Tributes to Jack from the book of condolences
Jack was such a rare spirit – so brilliant, full of ideas, and so determined to keep on exploring and expressing himself. He inspired so many people and brought a lot of beauty into the lives of so many of us.
I have wonderful memories of Jack over the past few decades, and more, of trips over to his exhibitions of French ceramics. His enthusiasm and passion for crafted work was a wonderful education for me. He will be missed by all of us, definitely a one off!
My mind’s eye roves around Bankside every day, indoors and outside, remembering conversations, laughter, challenge, dispute, debate, alongside the intense pleasure of holding a pot – one of his treasures, a prospective purchase or even just whichever teabowl he has chosen to serve my tea in.
Quotes from the writings of Jack Blackburn:
In traditional Japanese aesthetics, wabi-sabi is a strong reaction against the dominant sensibilities of both the past and our modernist times. It is an ancient concept that looks for idiosyncratic solutions, recognising that all things are impermanent, all things are imperfect. Wabi-sabi encourages one to stop preoccupation with success in terms of wealth, status, power and luxury. It suggests, rather, that we should enjoy the unencumbered life – get rid of everything that is unnecessary. Me? – Me? Help! I have thousands of books, hundreds of pots, a smart phone, an Apple i-pad, a Philips razor, a Newhome cooker, a Dyson vacuum cleaner, a Bosch central heating unit and a certain amount of modular Ikea furniture. All branded goods and state of the art. I also have crumbling plaster, faded paintwork, an ageing bathtub, a cracked window pane and damp-rotted window frames and dusty surfaces. I wear torn shirts, usually two sometimes three at a time, and I cut my own hair. Wabi-sabi is comfortable with contradiction and ambiguity. And so am I.

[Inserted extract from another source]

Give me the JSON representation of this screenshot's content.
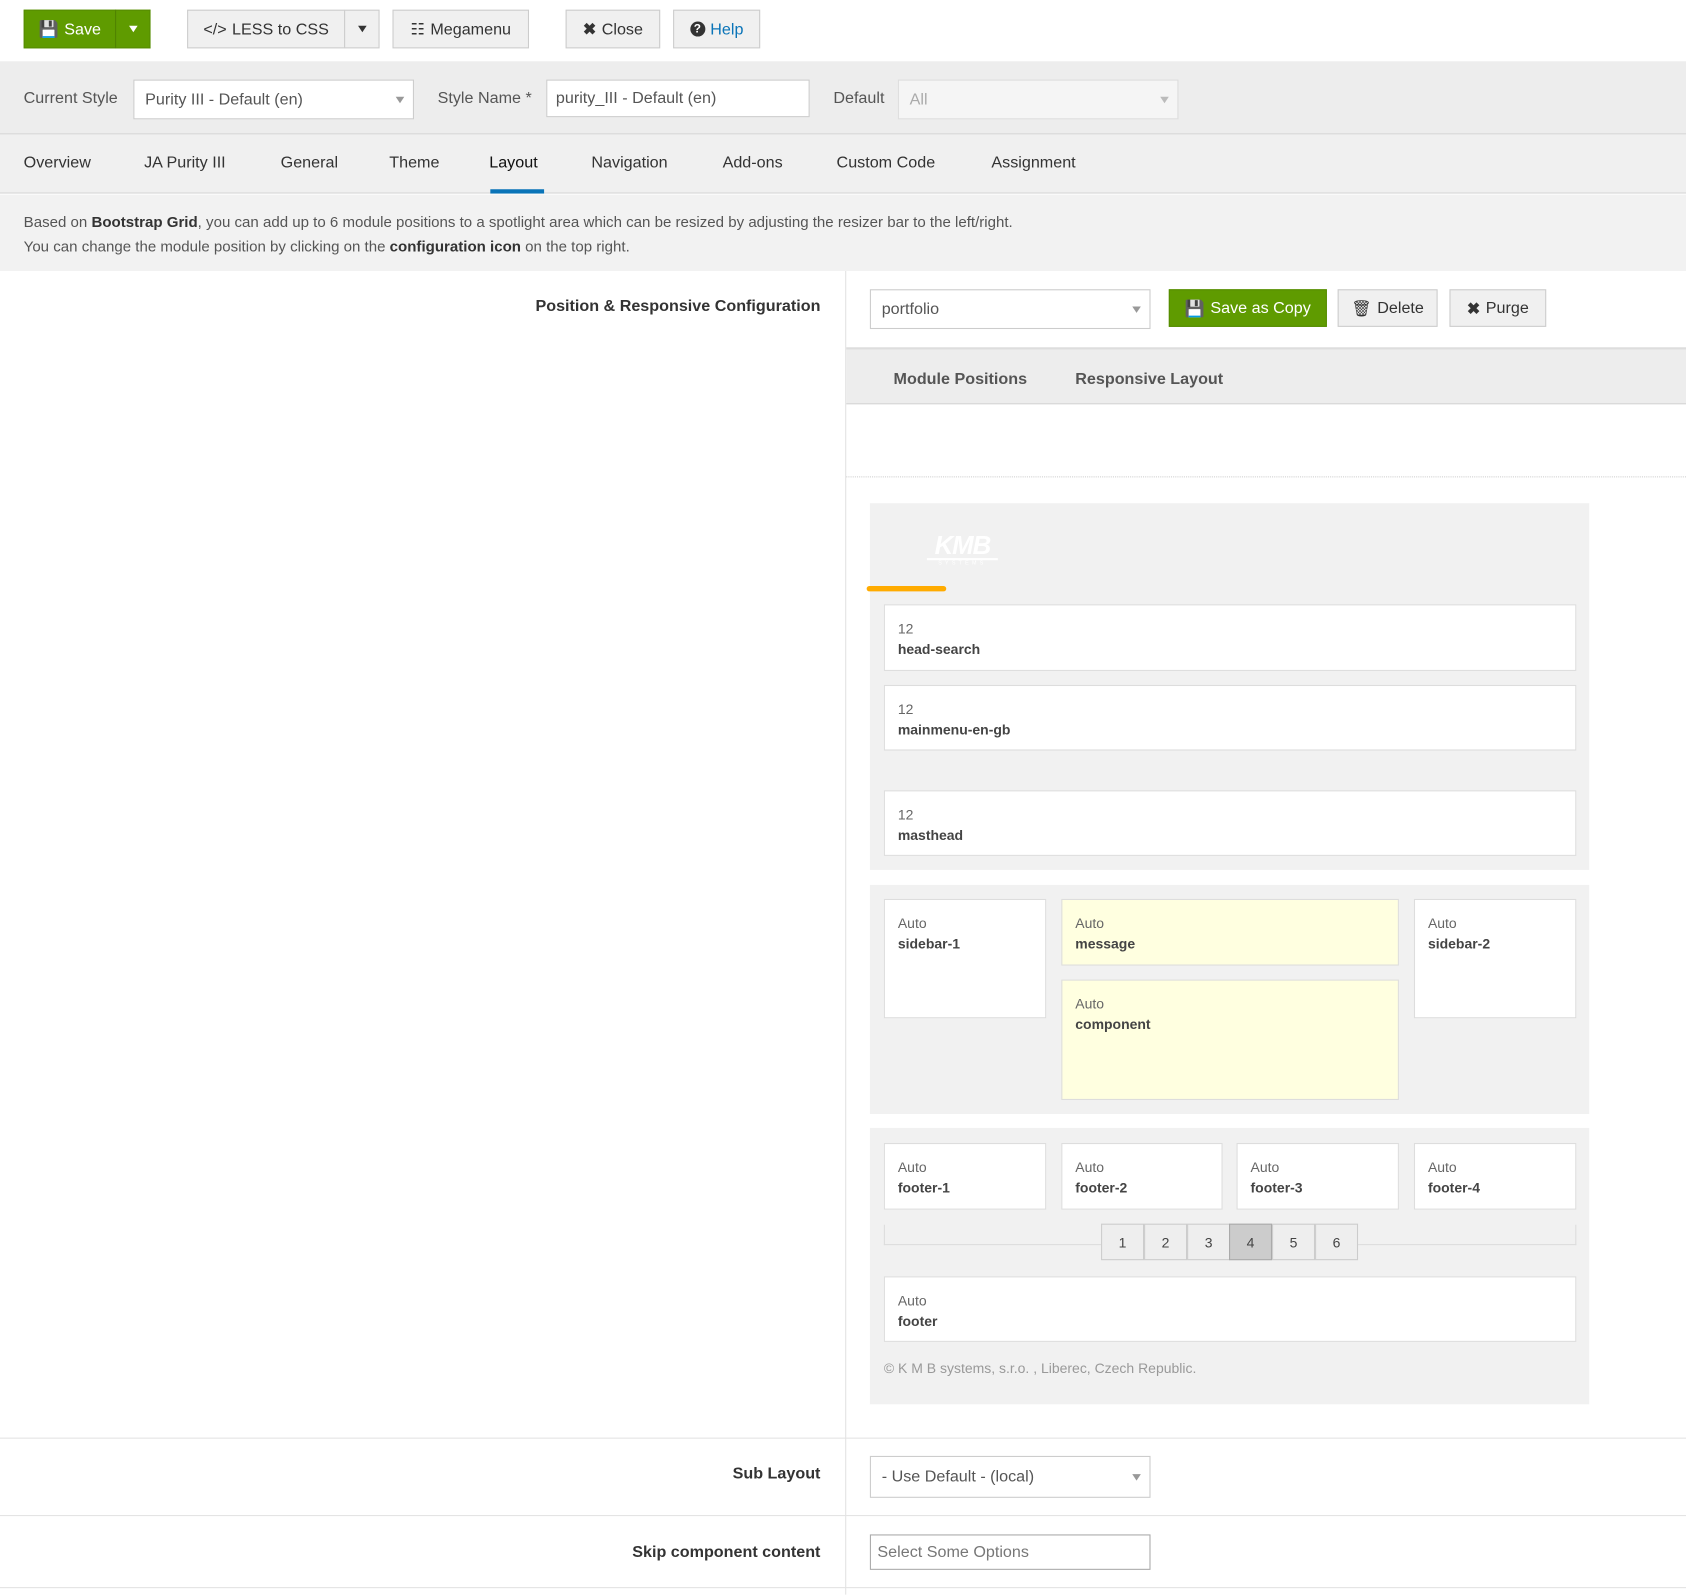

Pots from France
‘We paid for trips to France by selling Pots from France’
Buying hand-made pots had become important to me, it fitted my life-style, and fascinated my curiosity about individual creativity. Perhaps we could sell them. At Margot’s suggestion we began a series of exhibitions of French ceramics at Bankside. They proved successful. Pots! – exhibited in the house, the garden, the pavilion, the terrace – living, lived-in contexts, to which visitors responded with the most positive enthusiasm. We began to make money and established a business partnership. However, it was the contacts, both potters and purchasers, who truly enriched our lives. The learning – what makes a good pot – a pot that is exceptional. The learning – the sheer size and variety of France which I had felt I knew already. The learning – of a whole new vocabulary appropriate to the techniques and aesthetic of ceramics. The learning – the courage of those people who devote their lives to hand-making pots, their instinct for a personal, individual, investment in their work, that goes beyond mere technical skill.
Available for interview:
Jason Wood, Specialist Consultant in Studio Ceramics, Adam Partridge Auctioneers & Valuers; 07763 475442; email@example.com
For general sale information and images:
Sophie Howard, Fine Art Valuer & Client Liaison, Adam Partridge Auctioneers & Valuers; 07825 047813; firstname.lastname@example.org
Links to online auction catalogue
Link to digital page-turning catalogue
Images of Jack Blackburn, his house and collection and individual photographs of all items in the auction are available – please contact Sophie Howard.